Work request | State the number of lines in the following data that contain the string "location", and nothing else.

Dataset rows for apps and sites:
-*-
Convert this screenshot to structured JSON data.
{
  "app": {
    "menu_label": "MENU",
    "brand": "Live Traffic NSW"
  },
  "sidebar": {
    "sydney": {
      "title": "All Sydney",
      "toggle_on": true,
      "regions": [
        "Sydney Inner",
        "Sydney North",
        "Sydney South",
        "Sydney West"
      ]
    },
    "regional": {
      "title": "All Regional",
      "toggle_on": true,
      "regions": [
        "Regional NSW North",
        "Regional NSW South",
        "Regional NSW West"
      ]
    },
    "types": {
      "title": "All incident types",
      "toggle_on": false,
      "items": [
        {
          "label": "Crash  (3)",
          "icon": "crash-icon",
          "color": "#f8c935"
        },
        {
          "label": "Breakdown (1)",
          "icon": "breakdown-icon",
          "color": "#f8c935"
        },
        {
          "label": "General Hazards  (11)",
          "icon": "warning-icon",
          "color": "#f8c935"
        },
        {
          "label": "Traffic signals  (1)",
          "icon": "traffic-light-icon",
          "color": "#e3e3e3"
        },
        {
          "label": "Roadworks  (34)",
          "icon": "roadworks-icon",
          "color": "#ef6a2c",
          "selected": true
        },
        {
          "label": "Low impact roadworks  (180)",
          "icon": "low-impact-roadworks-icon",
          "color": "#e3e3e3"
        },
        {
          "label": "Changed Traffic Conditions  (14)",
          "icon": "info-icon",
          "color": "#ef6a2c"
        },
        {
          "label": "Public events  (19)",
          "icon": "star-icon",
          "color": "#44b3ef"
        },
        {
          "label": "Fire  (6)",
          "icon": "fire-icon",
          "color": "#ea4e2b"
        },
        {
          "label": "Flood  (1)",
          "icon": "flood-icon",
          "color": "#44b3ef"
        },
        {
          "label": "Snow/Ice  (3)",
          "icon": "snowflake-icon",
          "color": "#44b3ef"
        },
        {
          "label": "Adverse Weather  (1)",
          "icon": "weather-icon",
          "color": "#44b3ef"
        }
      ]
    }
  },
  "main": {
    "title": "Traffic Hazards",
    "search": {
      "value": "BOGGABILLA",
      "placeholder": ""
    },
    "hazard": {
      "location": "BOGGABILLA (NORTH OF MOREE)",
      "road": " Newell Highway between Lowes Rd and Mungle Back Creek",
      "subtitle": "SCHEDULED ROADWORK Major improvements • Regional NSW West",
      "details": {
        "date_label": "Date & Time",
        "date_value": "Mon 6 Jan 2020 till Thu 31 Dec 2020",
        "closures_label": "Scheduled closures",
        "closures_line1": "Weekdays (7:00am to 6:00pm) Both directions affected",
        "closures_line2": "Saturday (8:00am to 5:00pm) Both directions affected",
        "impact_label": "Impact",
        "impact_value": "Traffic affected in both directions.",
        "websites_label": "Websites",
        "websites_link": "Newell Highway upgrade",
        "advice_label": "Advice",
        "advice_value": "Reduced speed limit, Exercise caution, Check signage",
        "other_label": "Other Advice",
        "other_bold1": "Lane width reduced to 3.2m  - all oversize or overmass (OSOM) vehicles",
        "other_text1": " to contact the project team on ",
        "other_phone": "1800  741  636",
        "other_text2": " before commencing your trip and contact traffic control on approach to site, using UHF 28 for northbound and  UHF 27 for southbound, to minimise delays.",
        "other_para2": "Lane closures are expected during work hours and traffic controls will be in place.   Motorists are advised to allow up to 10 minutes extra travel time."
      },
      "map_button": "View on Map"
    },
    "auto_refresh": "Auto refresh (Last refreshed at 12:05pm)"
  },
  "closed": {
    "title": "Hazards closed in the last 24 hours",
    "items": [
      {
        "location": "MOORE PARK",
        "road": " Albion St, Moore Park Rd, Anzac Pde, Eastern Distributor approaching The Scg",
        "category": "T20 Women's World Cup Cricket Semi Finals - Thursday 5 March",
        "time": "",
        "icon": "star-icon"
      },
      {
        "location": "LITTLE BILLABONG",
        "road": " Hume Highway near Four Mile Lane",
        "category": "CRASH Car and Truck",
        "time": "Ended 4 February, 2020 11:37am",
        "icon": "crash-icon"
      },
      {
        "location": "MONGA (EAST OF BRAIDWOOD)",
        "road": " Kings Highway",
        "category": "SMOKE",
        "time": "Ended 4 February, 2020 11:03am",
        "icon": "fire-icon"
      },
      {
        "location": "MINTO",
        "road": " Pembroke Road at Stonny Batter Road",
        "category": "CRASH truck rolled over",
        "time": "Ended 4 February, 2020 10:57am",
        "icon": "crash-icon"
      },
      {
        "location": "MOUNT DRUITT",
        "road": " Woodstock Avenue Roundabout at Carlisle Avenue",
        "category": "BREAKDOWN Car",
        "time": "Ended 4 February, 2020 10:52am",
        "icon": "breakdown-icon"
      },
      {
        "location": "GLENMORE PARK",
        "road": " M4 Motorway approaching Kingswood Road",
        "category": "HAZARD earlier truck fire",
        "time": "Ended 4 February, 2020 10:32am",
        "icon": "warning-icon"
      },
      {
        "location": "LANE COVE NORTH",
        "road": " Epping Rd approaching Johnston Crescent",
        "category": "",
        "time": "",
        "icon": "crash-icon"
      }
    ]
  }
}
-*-
Response to this task | 8